A S.C. Department of Consumer Affairs official said Wednesday the agency responsible for enforcing state laws governing sports agents hopes to wrap up a preliminary investigation into allegations involving South Carolina tight end Weslye Saunders and potentially others "probably before the end of the month."
Staff attorney Carri Grube Lybarker launched the probe Monday, one day after North Myrtle Beach-based football agent Joel Turner in The Post and Courier blasted "every state agency that has failed to act in any regard on these allegations (regarding Saunders)."
Turner, who has 14 National Football League players as clients, specifically requested that Grube Lybarker or S.C. Attorney General Henry McMaster "knock on the door at the University of South Carolina."
The Department of Consumer Affairs initially will survey the 70 agents registered in South Carolina to ask about "inappropriate activity," Grube Lybarker said Wednesday from her Columbia office.
Saunders is among a number of players at North Carolina, Alabama, Florida and Georgia who are the subject of investigations conducted by the NCAA and their respective schools into possible impermissible activity with agents.
NCAA rules prevent players from taking money or other inducements from agents. South Carolina is one of 42 states with laws restricting
contact with college athletes to registered agents, a law that includes text messages and Facebook inquiries.
"We are asking agents if they know of any inappropriate activity, or if they are involved in any inappropriate activity to self-report," Grube Lybarker said.
Turner on Wednesday said he welcomes "any action by a South Carolina law enforcement agency." But he said the Department of Consumer Affairs plan to survey agents does not go far enough.
"Instead of sending letters out to agents expecting cooperation they should simply go to the player in question," Turner said Wednesday. "They should request all the information pertinent to an investigation, such as his bank records, phone records and text messages. That alone would prove or not whether an agent has had illegal or illicit contact. That's about as easy as it gets."
South Carolina law says agents who offer money or other inducements to college football players are subject to a $100,000 fine for each violation. But The State newspaper in Columbia reported Tuesday that since S.C. lawmakers replaced a weaker version of the agent law in 2004, there has been just one formal inquiry and that the investigation resulted in a Florida agent paying $60,000 for operating in South Carolina without registering in the state.

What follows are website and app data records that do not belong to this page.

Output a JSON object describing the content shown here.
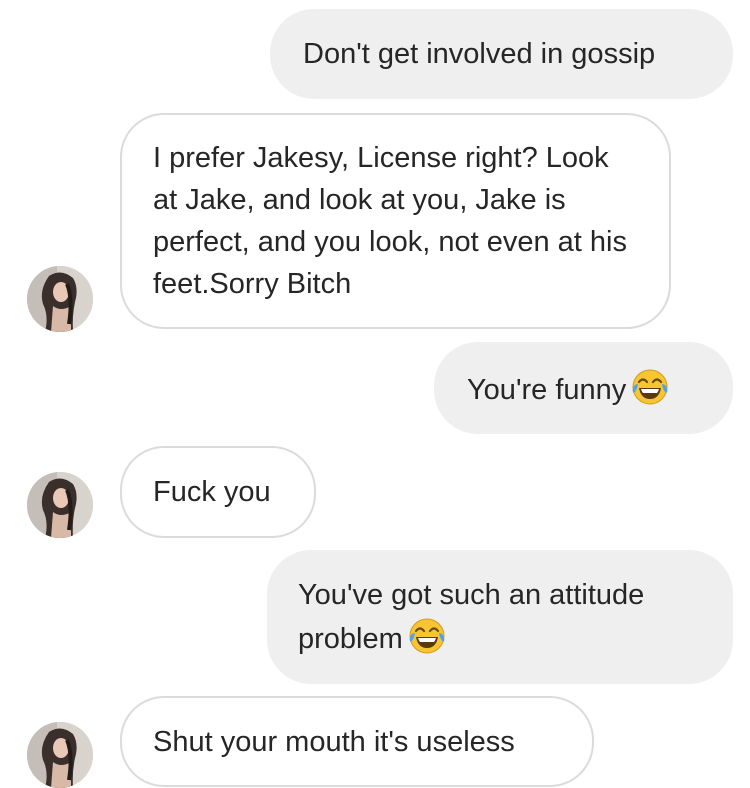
{
  "messages": [
    {
      "sender": "me",
      "text": "Don't get involved in gossip"
    },
    {
      "sender": "them",
      "text": "I prefer Jakesy, License right? Look at Jake, and look at you, Jake is perfect, and you look, not even at his feet.Sorry Bitch"
    },
    {
      "sender": "me",
      "text": "You're funny",
      "emoji": "tears-of-joy"
    },
    {
      "sender": "them",
      "text": "Fuck you"
    },
    {
      "sender": "me",
      "text": "You've got such an attitude problem",
      "emoji": "tears-of-joy"
    },
    {
      "sender": "them",
      "text": "Shut your mouth it's useless"
    }
  ],
  "colors": {
    "outgoing_bubble": "#efefef",
    "incoming_border": "#dbdbdb",
    "text": "#262626"
  }
}
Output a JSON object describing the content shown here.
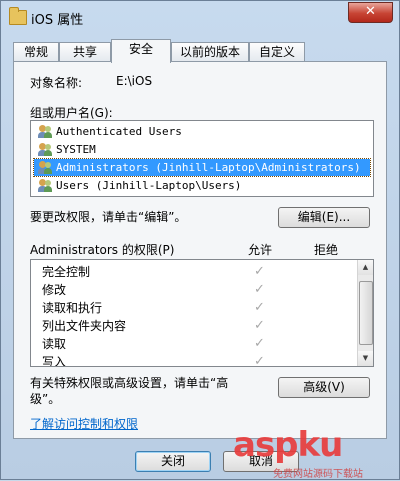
{
  "window": {
    "title": "iOS 属性",
    "close_glyph": "✕"
  },
  "tabs": [
    {
      "label": "常规"
    },
    {
      "label": "共享"
    },
    {
      "label": "安全"
    },
    {
      "label": "以前的版本"
    },
    {
      "label": "自定义"
    }
  ],
  "security": {
    "object_label": "对象名称:",
    "object_value": "E:\\iOS",
    "group_label": "组或用户名(G):",
    "users": [
      {
        "name": "Authenticated Users"
      },
      {
        "name": "SYSTEM"
      },
      {
        "name": "Administrators (Jinhill-Laptop\\Administrators)",
        "selected": true
      },
      {
        "name": "Users (Jinhill-Laptop\\Users)"
      }
    ],
    "edit_hint": "要更改权限，请单击“编辑”。",
    "edit_button": "编辑(E)...",
    "perm_title": "Administrators 的权限(P)",
    "allow_header": "允许",
    "deny_header": "拒绝",
    "permissions": [
      {
        "name": "完全控制",
        "allow": true
      },
      {
        "name": "修改",
        "allow": true
      },
      {
        "name": "读取和执行",
        "allow": true
      },
      {
        "name": "列出文件夹内容",
        "allow": true
      },
      {
        "name": "读取",
        "allow": true
      },
      {
        "name": "写入",
        "allow": true
      }
    ],
    "advanced_hint": "有关特殊权限或高级设置，请单击“高级”。",
    "advanced_button": "高级(V)",
    "learn_link": "了解访问控制和权限"
  },
  "footer": {
    "close_button": "关闭",
    "cancel_button": "取消"
  },
  "watermark": {
    "text": "aspku",
    "subtext": "免费网站源码下载站",
    "color": "#e83d3d"
  }
}
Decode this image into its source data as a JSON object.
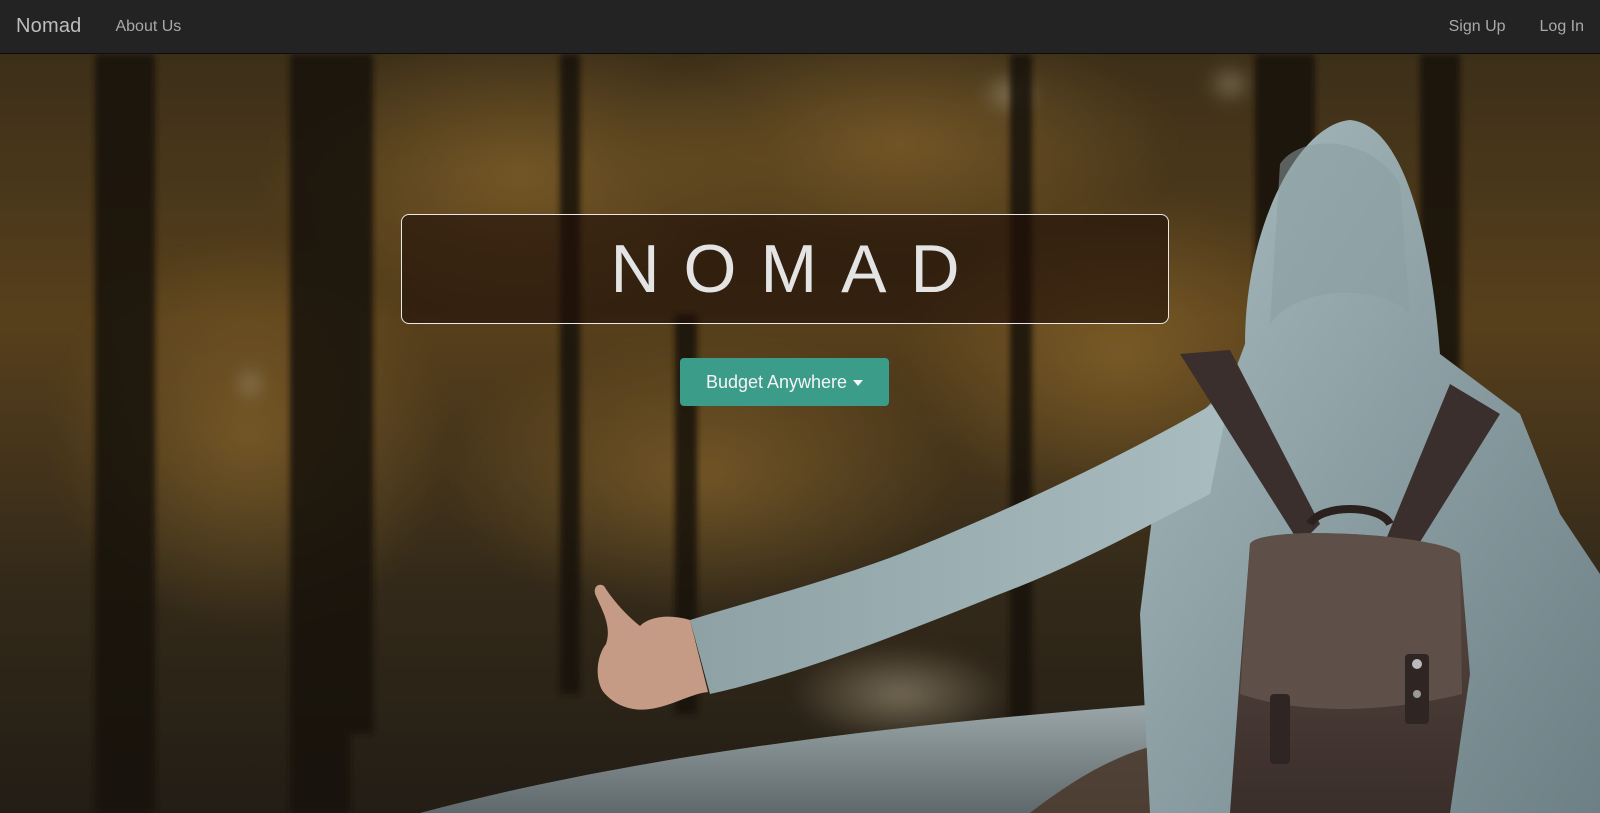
{
  "navbar": {
    "brand": "Nomad",
    "about_label": "About Us",
    "signup_label": "Sign Up",
    "login_label": "Log In"
  },
  "hero": {
    "title": "NOMAD",
    "button_label": "Budget Anywhere",
    "button_icon": "caret-down-icon",
    "background_image": "hitchhiker-in-autumn-forest"
  },
  "colors": {
    "navbar_bg": "#232323",
    "button_teal": "#3c9c8a",
    "title_text": "#e4e4e4"
  }
}
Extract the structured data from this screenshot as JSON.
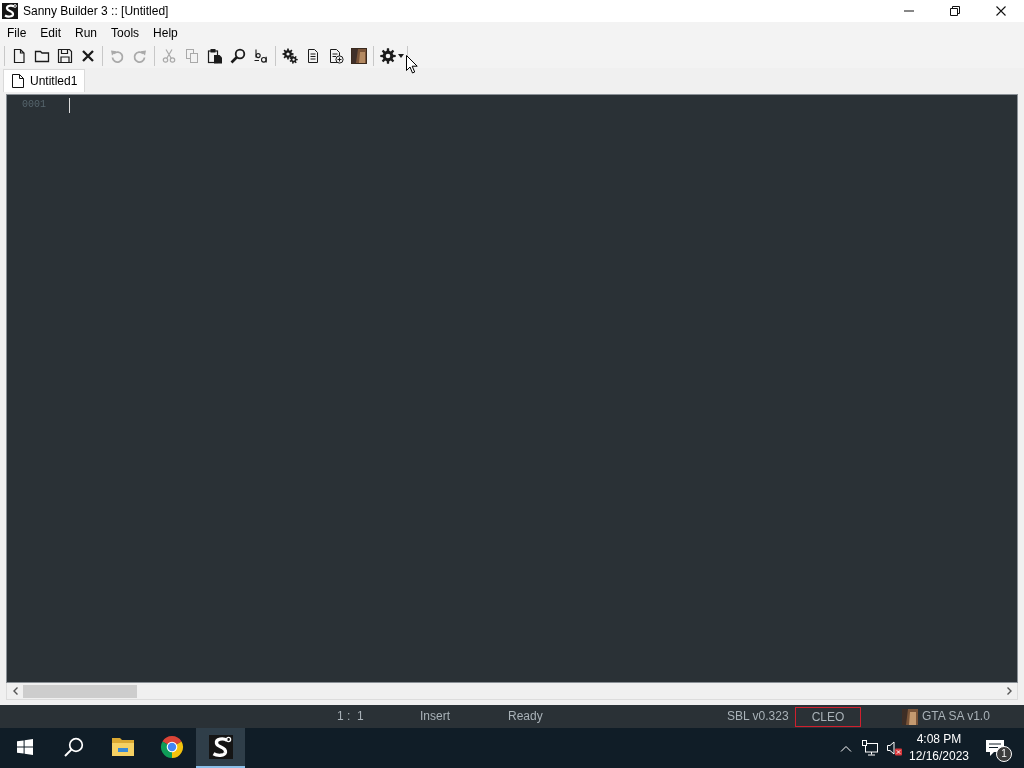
{
  "window": {
    "title": "Sanny Builder 3 :: [Untitled]"
  },
  "menu": [
    {
      "label": "File"
    },
    {
      "label": "Edit"
    },
    {
      "label": "Run"
    },
    {
      "label": "Tools"
    },
    {
      "label": "Help"
    }
  ],
  "toolbar": [
    {
      "buttons": [
        {
          "kind": "new",
          "disabled": false
        },
        {
          "kind": "open",
          "disabled": false
        },
        {
          "kind": "save",
          "disabled": false
        },
        {
          "kind": "close",
          "disabled": false
        }
      ]
    },
    {
      "buttons": [
        {
          "kind": "undo",
          "disabled": true
        },
        {
          "kind": "redo",
          "disabled": true
        }
      ]
    },
    {
      "buttons": [
        {
          "kind": "cut",
          "disabled": true
        },
        {
          "kind": "copy",
          "disabled": true
        },
        {
          "kind": "paste",
          "disabled": false
        },
        {
          "kind": "find",
          "disabled": false
        },
        {
          "kind": "replace",
          "disabled": false
        }
      ]
    },
    {
      "buttons": [
        {
          "kind": "compile",
          "disabled": false
        },
        {
          "kind": "document",
          "disabled": false
        },
        {
          "kind": "adddoc",
          "disabled": false
        },
        {
          "kind": "game",
          "disabled": false
        }
      ]
    },
    {
      "buttons": [
        {
          "kind": "settings",
          "disabled": false
        }
      ]
    }
  ],
  "tabs": [
    {
      "label": "Untitled1",
      "selected": true
    }
  ],
  "editor": {
    "lines": [
      {
        "number": "0001"
      }
    ]
  },
  "status_bar": [
    {
      "kind": "text",
      "text": "1 :  1",
      "outlined": false
    },
    {
      "kind": "text",
      "text": "Insert",
      "outlined": false
    },
    {
      "kind": "text",
      "text": "Ready",
      "outlined": false
    },
    {
      "kind": "text",
      "text": "SBL v0.323",
      "outlined": false
    },
    {
      "kind": "text",
      "text": "CLEO",
      "outlined": true
    },
    {
      "kind": "game",
      "text": "GTA SA v1.0",
      "outlined": false
    }
  ],
  "taskbar": {
    "apps": [
      {
        "kind": "start",
        "selected": false
      },
      {
        "kind": "search",
        "selected": false
      },
      {
        "kind": "explorer",
        "selected": false
      },
      {
        "kind": "browser",
        "selected": false
      },
      {
        "kind": "sanny",
        "selected": true
      }
    ],
    "tray": {
      "volume_muted": true,
      "time": "4:08 PM",
      "date": "12/16/2023",
      "notification_count": "1"
    }
  }
}
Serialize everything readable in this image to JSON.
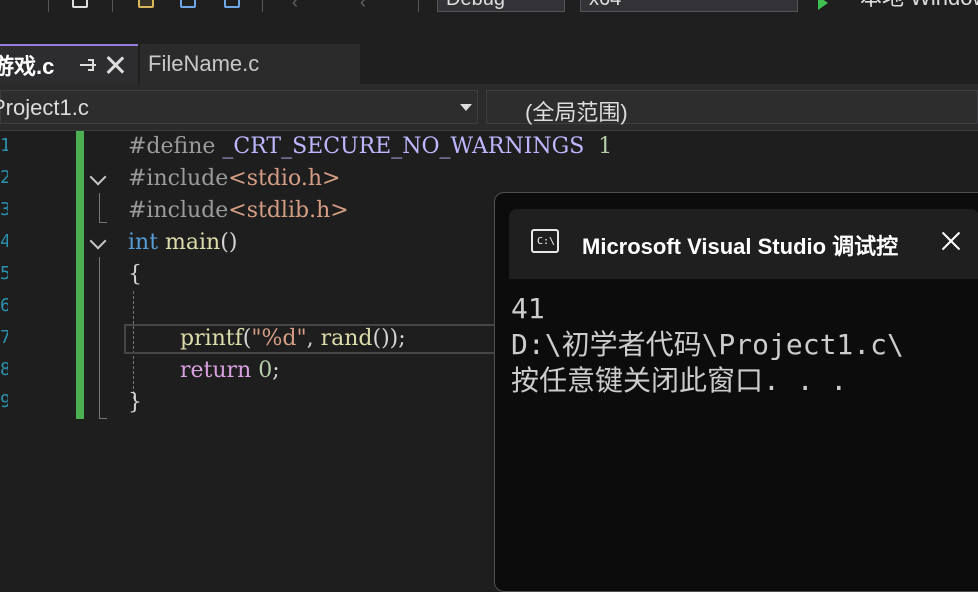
{
  "toolbar": {
    "config": "Debug",
    "platform": "x64",
    "run_label": "本地 Windows"
  },
  "tabs": {
    "active": {
      "label": "游戏.c"
    },
    "inactive": {
      "label": "FileName.c"
    }
  },
  "navbar": {
    "project": "Project1.c",
    "scope": "(全局范围)"
  },
  "code": {
    "lines": [
      {
        "num": "1",
        "tokens": [
          "#define",
          " _CRT_SECURE_NO_WARNINGS",
          "  1"
        ]
      },
      {
        "num": "2",
        "tokens": [
          "#include",
          "<stdio.h>"
        ]
      },
      {
        "num": "3",
        "tokens": [
          "#include",
          "<stdlib.h>"
        ]
      },
      {
        "num": "4",
        "tokens": [
          "int",
          " main",
          "()"
        ]
      },
      {
        "num": "5",
        "tokens": [
          "{"
        ]
      },
      {
        "num": "6",
        "tokens": [
          ""
        ]
      },
      {
        "num": "7",
        "tokens": [
          "printf",
          "(",
          "\"%d\"",
          ", ",
          "rand",
          "());"
        ]
      },
      {
        "num": "8",
        "tokens": [
          "return",
          " ",
          "0",
          ";"
        ]
      },
      {
        "num": "9",
        "tokens": [
          "}"
        ]
      }
    ]
  },
  "console": {
    "title": "Microsoft Visual Studio 调试控",
    "icon_text": "C:\\",
    "output": [
      "41",
      "D:\\初学者代码\\Project1.c\\",
      "按任意键关闭此窗口. . ."
    ]
  },
  "icons": {
    "tab_pin": "pin-icon",
    "tab_close": "close-icon",
    "console_app": "console-app-icon",
    "console_close": "close-icon",
    "run": "play-icon"
  },
  "colors": {
    "change_bar": "#4caf50",
    "keyword": "#569cd6",
    "string": "#d69d85",
    "function": "#dcdcaa"
  }
}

The Associated Press this week reported the results of a survey showing that 24 of the 42 states with sports agent laws have taken no disciplinary or criminal action against agents.
Turner last week told The Post and Courer he believes the percentage of law-abiding football agents working to recruit players in the state is "probably into the single digits."
Reach Gene Sapakoff at email@example.com or (843) 937-5593.